An analysis of commercial air travel patterns for the major metropolitan areas of the Great Lakes between 1999 and 2009 reveals the following:
Similar to the national trends, air passenger travel in the Great Lakes region increased steadily since 1990, moving in step with economic growth, and, accordingly, it has also fallen during the recession. Many metropolitan areas vastly exceeded the national growth rate between 1999 and 2009: Akron, Buffalo, Dayton, and Milwaukee. Conversely, some witnessed passenger declines; St. Louis, Pittsburgh, Toledo, and Cincinnati experienced the steepest declines.
Measured by the number of connections, the Great Lakes have three of the country’s 10 most connected metropolitan areas and another three that rank in the top 25. Metropolitan Chicago has 133 connections to other metropolitan and micropolitan areas, which ranks second in the country. Detroit and Minneapolis are not far behind with 122 and 114 connections, respectively.

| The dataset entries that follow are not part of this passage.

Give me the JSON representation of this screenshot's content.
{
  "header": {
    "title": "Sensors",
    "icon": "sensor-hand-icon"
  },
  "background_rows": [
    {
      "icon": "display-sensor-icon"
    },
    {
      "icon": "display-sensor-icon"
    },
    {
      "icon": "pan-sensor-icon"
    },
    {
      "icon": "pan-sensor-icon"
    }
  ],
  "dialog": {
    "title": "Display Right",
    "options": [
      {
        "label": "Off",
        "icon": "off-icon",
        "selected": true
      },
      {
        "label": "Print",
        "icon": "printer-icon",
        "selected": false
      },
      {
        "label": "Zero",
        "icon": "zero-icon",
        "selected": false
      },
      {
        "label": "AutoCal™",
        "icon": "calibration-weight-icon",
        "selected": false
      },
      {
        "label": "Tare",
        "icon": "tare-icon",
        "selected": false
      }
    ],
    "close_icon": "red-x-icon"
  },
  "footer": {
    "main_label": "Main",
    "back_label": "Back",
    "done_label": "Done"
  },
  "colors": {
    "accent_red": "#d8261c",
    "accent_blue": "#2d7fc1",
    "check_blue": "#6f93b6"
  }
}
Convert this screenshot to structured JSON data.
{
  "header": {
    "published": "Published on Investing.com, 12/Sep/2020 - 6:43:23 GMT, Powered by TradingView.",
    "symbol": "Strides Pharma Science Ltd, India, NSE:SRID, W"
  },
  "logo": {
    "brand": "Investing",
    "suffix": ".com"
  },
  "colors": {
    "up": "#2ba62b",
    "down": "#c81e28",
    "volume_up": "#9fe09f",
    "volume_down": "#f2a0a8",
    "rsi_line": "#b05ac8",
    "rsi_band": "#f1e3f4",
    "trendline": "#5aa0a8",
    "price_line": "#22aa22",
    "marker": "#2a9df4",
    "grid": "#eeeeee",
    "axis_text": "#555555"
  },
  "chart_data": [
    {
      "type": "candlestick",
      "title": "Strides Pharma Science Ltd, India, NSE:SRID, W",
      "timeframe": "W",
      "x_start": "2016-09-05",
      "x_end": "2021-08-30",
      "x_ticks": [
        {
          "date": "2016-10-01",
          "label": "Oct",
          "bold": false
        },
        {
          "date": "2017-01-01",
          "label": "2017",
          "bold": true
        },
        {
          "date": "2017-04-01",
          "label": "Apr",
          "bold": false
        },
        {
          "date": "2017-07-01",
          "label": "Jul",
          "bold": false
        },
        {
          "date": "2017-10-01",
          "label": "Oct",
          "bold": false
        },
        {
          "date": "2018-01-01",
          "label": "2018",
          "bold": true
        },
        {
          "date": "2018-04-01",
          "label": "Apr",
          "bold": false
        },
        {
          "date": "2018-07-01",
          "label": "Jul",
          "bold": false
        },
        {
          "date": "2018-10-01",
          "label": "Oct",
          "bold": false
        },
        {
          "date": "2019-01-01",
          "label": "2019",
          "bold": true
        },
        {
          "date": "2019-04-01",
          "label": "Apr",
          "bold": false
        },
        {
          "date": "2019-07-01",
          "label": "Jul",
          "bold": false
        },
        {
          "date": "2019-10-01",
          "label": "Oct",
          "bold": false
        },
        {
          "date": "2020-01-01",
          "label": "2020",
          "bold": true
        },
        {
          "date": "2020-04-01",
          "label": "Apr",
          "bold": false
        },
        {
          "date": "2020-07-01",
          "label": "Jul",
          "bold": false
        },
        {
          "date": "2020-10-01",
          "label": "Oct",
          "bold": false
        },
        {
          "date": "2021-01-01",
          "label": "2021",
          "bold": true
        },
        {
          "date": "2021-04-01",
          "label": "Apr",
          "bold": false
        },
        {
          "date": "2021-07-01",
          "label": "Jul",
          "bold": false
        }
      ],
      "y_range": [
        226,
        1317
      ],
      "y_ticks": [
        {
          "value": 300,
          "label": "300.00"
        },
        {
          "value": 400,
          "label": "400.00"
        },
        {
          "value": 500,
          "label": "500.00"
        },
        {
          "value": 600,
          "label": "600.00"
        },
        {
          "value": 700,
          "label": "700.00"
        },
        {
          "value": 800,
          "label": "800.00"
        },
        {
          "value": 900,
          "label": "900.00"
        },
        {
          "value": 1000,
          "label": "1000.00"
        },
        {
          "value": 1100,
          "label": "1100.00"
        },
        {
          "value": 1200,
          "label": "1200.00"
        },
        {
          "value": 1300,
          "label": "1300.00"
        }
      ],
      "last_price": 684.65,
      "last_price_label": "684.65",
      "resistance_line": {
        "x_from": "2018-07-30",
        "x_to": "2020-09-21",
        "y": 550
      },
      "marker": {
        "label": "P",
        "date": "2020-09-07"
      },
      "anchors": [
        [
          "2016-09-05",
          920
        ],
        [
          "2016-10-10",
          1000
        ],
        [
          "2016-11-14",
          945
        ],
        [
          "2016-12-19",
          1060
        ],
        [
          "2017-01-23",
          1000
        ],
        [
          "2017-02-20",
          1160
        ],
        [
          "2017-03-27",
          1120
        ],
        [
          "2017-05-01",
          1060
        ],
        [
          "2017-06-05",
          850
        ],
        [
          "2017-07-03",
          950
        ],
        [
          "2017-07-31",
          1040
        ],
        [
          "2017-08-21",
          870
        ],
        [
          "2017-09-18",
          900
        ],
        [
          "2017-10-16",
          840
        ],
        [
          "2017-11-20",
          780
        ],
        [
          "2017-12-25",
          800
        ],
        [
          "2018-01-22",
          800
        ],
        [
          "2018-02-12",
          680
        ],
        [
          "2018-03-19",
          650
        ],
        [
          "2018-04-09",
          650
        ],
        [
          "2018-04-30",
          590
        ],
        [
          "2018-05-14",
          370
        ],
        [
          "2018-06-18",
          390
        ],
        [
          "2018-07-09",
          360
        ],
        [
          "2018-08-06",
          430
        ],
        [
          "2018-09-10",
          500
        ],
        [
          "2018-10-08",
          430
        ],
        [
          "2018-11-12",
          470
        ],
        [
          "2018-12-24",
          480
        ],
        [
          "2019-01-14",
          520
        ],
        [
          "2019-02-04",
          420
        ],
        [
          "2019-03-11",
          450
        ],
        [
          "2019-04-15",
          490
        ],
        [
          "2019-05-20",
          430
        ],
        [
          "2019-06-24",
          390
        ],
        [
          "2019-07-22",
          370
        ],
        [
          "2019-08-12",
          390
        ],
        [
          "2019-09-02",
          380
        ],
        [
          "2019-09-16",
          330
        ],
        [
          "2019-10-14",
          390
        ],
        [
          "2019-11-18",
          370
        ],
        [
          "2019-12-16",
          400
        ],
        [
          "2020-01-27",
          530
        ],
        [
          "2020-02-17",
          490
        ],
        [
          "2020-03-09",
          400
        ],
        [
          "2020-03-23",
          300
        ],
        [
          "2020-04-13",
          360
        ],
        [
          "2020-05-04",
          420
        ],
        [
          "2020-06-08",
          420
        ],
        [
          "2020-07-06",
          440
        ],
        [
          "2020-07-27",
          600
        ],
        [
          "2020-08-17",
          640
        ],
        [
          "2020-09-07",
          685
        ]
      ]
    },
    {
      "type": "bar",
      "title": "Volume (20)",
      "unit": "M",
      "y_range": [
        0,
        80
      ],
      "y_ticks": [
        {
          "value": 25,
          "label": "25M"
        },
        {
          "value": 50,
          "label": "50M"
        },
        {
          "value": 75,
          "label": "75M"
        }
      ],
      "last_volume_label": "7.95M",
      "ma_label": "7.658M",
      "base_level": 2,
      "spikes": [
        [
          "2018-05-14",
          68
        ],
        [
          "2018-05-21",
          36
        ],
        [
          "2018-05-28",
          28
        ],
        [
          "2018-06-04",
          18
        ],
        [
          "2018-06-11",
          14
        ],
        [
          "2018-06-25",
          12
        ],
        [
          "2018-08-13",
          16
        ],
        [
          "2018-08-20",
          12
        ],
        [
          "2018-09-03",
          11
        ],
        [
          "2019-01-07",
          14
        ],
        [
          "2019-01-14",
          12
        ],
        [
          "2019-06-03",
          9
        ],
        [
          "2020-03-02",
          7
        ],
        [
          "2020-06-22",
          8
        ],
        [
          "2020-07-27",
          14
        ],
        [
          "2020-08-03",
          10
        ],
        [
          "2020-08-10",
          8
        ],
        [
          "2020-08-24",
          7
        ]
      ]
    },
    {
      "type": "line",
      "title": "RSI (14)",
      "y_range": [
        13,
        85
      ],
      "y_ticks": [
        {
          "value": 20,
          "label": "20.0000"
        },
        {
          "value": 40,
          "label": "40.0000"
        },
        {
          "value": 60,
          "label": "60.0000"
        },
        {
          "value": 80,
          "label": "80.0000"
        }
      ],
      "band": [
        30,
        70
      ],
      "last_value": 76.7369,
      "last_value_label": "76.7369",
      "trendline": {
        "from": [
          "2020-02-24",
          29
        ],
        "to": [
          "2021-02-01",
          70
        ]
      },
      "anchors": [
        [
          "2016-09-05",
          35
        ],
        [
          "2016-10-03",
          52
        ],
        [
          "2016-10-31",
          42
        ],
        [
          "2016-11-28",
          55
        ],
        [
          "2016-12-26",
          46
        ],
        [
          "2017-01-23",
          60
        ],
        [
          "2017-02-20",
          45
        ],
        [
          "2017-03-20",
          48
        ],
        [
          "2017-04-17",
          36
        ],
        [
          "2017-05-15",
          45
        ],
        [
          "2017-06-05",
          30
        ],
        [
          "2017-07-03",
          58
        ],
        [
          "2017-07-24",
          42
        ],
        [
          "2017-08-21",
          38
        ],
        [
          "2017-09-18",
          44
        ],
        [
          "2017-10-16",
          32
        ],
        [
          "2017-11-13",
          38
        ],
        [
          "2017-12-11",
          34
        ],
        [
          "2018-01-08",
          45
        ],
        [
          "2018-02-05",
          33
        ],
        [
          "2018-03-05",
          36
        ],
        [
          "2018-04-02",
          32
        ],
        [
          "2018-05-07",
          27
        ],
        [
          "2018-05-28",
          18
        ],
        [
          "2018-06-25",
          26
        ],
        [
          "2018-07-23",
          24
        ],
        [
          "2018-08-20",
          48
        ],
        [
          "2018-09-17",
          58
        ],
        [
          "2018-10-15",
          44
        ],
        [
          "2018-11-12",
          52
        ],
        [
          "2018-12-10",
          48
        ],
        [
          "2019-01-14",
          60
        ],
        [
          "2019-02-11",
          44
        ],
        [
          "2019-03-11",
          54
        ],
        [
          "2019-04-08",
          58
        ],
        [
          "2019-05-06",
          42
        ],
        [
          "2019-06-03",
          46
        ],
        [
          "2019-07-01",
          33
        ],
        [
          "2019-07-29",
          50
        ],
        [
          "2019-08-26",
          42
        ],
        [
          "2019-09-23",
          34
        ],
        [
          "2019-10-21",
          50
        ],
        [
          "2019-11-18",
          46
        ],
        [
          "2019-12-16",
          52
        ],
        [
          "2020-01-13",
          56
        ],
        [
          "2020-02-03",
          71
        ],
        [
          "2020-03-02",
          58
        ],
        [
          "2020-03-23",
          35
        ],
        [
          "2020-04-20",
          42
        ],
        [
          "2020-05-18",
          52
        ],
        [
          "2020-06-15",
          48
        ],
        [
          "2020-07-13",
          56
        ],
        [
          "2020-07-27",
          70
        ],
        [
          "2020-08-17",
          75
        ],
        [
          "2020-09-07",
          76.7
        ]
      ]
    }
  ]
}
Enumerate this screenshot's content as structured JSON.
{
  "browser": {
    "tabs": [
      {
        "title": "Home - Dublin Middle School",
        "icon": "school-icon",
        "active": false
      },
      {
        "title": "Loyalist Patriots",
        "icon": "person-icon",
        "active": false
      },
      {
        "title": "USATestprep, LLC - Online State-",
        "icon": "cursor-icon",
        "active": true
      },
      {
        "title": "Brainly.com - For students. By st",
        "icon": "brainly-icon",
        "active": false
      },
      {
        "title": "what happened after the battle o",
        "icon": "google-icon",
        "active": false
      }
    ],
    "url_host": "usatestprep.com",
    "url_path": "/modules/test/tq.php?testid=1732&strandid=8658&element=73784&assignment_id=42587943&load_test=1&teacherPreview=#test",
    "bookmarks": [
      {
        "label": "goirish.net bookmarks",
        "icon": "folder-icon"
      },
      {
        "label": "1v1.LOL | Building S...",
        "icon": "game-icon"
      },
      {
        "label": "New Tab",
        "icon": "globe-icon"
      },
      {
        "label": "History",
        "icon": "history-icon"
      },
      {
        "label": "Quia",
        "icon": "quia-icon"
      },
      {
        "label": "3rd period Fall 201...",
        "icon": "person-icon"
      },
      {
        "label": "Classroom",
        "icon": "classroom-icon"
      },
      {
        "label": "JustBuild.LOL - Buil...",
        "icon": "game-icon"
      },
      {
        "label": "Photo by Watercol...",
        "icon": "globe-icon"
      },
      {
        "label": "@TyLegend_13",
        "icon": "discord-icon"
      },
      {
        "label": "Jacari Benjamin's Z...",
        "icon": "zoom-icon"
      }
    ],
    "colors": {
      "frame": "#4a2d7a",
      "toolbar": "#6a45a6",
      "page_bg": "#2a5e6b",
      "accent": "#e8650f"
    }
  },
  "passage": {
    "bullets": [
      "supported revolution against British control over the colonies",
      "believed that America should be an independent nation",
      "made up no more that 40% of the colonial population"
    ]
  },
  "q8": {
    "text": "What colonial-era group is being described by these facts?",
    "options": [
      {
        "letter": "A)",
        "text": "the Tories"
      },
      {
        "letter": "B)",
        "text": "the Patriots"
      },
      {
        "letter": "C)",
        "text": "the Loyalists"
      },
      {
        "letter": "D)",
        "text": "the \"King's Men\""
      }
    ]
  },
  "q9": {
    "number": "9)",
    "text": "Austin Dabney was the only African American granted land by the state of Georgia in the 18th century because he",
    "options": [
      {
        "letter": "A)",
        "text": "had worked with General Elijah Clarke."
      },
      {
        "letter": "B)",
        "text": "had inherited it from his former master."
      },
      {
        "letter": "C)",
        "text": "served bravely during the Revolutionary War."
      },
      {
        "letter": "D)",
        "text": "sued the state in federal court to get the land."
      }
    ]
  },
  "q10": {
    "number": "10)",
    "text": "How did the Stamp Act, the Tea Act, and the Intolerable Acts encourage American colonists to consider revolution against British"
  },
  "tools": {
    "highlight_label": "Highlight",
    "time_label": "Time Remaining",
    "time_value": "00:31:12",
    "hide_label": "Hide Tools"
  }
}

One of the top 10 most travelled air corridors in the nation and 21 of the top 100 lie in the Great Lakes. The corridor linking Chicago to New York attracted over 4.7 million passengers during the last twelve months to rank fourth in the country by volume. Overall, Chicago boasts twenty corridors in the nation’s top 100.
The Great Lakes metropolitan areas experience a range of on-time performance, although three of the region's four major hubs exceed national on-time averages. During the last year, 79.1 percent of arriving flights in the major Intermountain West metros were on time, similar to the national average of 78.9 percent. However, performance was mixed between the twenty metropolitan areas.
The recession and significant contraction in the Great Lakes region’s auto and related manufacturing industry has recently exacerbated economic woes and an out-migraton dynamic. Hence, it should come as no surprise that air travel patterns have followed suit. A return to economic growth will challenge those growing regions and the most connected metropolitan areas.